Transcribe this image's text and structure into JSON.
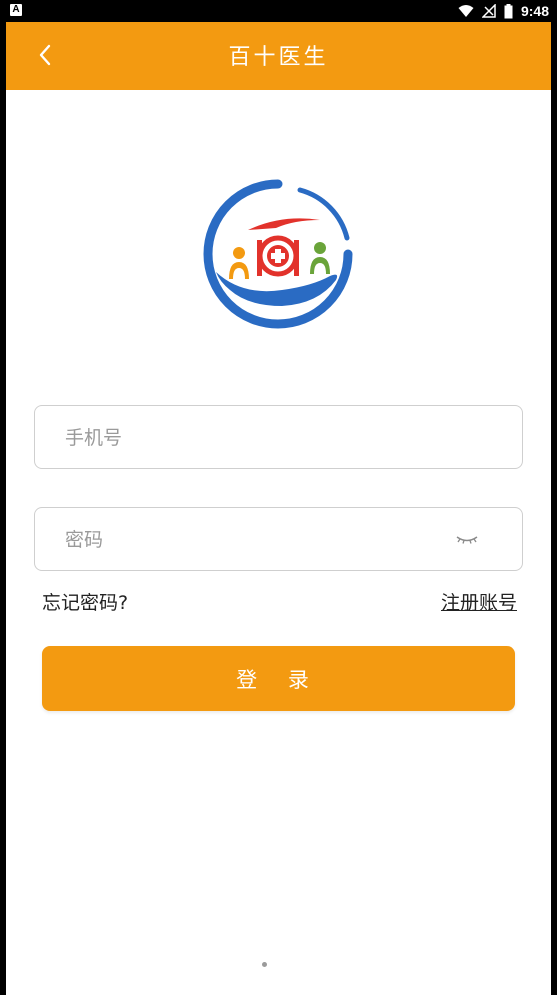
{
  "status_bar": {
    "left_badge": "A",
    "time": "9:48",
    "icons": [
      "wifi-icon",
      "signal-icon",
      "battery-icon"
    ]
  },
  "header": {
    "title": "百十医生",
    "back_icon": "chevron-left-icon"
  },
  "form": {
    "phone_placeholder": "手机号",
    "password_placeholder": "密码",
    "eye_icon": "eye-closed-icon"
  },
  "links": {
    "forgot": "忘记密码?",
    "register": "注册账号"
  },
  "login_button": "登 录",
  "colors": {
    "accent": "#f39a11",
    "logo_blue": "#2a6bc3",
    "logo_red": "#e2322b",
    "logo_orange": "#f39a11",
    "logo_green": "#6aa43a"
  }
}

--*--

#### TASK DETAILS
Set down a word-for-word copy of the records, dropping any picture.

#### RESPONSE FOR THIS EXERCISE
Transcribe this image's text and structure into JSON.
{
  "status_bar": {
    "left_badge": "A",
    "time": "9:48",
    "icons": [
      "wifi-icon",
      "signal-icon",
      "battery-icon"
    ]
  },
  "header": {
    "title": "百十医生",
    "back_icon": "chevron-left-icon"
  },
  "form": {
    "phone_placeholder": "手机号",
    "password_placeholder": "密码",
    "eye_icon": "eye-closed-icon"
  },
  "links": {
    "forgot": "忘记密码?",
    "register": "注册账号"
  },
  "login_button": "登 录",
  "colors": {
    "accent": "#f39a11",
    "logo_blue": "#2a6bc3",
    "logo_red": "#e2322b",
    "logo_orange": "#f39a11",
    "logo_green": "#6aa43a"
  }
}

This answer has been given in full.